Data to process:
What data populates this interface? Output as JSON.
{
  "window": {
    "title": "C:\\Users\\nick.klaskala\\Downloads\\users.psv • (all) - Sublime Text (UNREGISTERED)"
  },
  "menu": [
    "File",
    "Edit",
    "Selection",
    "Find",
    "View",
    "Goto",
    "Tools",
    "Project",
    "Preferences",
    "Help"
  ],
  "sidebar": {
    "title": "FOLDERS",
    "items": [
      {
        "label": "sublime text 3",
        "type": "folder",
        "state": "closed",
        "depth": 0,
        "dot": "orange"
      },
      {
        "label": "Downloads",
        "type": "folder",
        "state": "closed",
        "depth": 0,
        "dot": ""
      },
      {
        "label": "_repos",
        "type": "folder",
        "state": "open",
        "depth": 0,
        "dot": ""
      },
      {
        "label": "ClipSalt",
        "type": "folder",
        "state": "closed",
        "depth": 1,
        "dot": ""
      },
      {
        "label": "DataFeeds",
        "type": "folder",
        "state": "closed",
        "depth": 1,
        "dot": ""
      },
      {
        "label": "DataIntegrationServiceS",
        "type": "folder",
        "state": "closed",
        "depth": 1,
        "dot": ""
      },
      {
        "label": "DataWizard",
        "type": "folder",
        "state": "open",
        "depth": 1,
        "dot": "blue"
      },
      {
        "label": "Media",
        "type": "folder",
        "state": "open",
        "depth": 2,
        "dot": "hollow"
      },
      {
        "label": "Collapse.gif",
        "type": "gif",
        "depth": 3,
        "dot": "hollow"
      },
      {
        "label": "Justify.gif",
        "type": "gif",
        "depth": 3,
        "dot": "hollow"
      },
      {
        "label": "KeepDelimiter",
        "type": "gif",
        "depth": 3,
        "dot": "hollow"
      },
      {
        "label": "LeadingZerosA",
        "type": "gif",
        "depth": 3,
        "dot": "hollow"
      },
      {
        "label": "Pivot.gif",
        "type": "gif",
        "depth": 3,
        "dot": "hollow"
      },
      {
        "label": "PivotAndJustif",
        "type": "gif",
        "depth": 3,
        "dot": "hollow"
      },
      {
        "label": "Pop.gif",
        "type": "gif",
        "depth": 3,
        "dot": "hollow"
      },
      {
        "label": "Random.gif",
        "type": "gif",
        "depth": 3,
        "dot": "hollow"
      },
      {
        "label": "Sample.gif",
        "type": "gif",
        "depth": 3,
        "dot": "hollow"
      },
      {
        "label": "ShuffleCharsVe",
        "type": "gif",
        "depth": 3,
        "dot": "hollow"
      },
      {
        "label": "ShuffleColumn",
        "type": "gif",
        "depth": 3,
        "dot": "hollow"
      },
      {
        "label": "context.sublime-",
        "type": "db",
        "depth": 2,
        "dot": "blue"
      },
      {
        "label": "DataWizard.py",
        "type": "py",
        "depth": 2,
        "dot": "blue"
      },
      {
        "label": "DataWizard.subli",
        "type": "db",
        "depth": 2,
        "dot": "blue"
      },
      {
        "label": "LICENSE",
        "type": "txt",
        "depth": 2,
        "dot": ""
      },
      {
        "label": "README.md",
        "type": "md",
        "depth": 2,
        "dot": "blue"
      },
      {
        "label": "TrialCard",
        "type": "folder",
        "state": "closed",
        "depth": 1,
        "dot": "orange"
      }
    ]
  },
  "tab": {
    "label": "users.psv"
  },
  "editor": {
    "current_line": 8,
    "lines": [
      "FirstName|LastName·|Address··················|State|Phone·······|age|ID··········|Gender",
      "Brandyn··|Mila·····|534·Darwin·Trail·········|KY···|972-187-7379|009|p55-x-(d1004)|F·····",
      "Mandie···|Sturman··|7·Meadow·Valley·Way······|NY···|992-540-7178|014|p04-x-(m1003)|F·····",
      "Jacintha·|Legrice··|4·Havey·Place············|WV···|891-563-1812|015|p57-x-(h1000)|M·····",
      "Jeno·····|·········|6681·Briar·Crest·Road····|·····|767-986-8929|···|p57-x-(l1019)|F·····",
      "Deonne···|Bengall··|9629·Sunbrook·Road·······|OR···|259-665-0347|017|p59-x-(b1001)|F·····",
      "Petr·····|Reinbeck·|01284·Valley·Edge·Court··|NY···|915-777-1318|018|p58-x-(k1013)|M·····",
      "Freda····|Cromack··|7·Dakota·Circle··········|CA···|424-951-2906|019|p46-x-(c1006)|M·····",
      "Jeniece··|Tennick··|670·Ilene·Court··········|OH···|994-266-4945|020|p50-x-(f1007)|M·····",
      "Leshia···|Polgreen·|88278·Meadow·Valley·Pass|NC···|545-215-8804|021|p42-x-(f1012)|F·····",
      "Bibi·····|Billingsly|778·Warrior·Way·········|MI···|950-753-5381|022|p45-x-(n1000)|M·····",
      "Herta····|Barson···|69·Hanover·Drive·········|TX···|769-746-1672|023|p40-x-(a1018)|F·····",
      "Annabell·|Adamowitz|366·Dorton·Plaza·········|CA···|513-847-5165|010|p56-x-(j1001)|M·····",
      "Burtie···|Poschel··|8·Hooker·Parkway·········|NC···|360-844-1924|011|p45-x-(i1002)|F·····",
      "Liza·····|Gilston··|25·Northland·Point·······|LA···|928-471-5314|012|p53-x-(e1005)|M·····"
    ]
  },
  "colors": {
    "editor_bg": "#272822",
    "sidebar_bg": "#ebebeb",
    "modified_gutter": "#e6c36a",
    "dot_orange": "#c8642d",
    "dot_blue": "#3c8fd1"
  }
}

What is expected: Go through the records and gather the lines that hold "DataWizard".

Answer to the exercise:
        "label": "DataWizard",
        "label": "DataWizard.py",
        "label": "DataWizard.subli",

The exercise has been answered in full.